> **GOAL OF THE EXERCISE**
Which lines hold the string "saver"? Copy each of them from the material below.

• • • • • • •

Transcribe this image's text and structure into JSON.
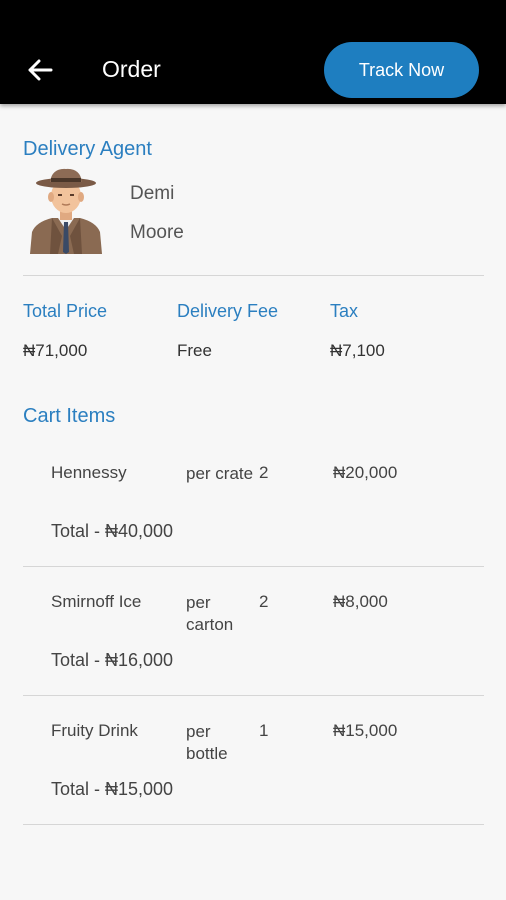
{
  "header": {
    "title": "Order",
    "back_icon": "arrow-left-icon",
    "track_label": "Track Now",
    "accent": "#1e7ec0"
  },
  "agent": {
    "section_title": "Delivery Agent",
    "first_name": "Demi",
    "last_name": "Moore",
    "avatar_icon": "detective-avatar-icon"
  },
  "summary": {
    "total_price_label": "Total Price",
    "total_price_value": "₦71,000",
    "delivery_fee_label": "Delivery Fee",
    "delivery_fee_value": "Free",
    "tax_label": "Tax",
    "tax_value": "₦7,100"
  },
  "cart": {
    "section_title": "Cart Items",
    "items": [
      {
        "name": "Hennessy",
        "unit": "per crate",
        "qty": "2",
        "price": "₦20,000",
        "total": "Total - ₦40,000"
      },
      {
        "name": "Smirnoff Ice",
        "unit": "per carton",
        "qty": "2",
        "price": "₦8,000",
        "total": "Total - ₦16,000"
      },
      {
        "name": "Fruity Drink",
        "unit": "per bottle",
        "qty": "1",
        "price": "₦15,000",
        "total": "Total - ₦15,000"
      }
    ]
  }
}
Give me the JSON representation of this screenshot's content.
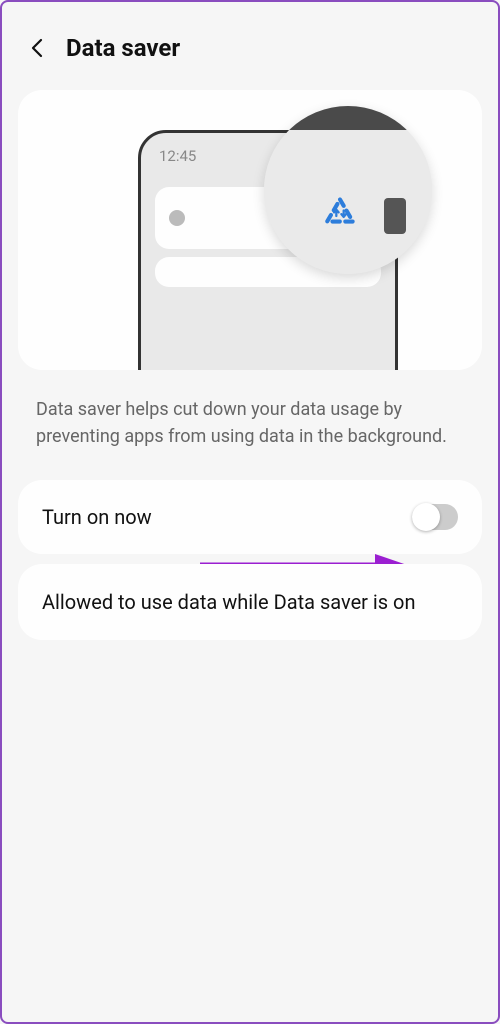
{
  "header": {
    "title": "Data saver"
  },
  "illustration": {
    "time": "12:45"
  },
  "description": "Data saver helps cut down your data usage by preventing apps from using data in the background.",
  "settings": {
    "turn_on": {
      "label": "Turn on now",
      "enabled": false
    },
    "allowed": {
      "label": "Allowed to use data while Data saver is on"
    }
  }
}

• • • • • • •

> **WORKED SOLUTION**
    "title": "Data saver"
  "description": "Data saver helps cut down your data usage by preventing apps from using data in the background.",
      "label": "Allowed to use data while Data saver is on"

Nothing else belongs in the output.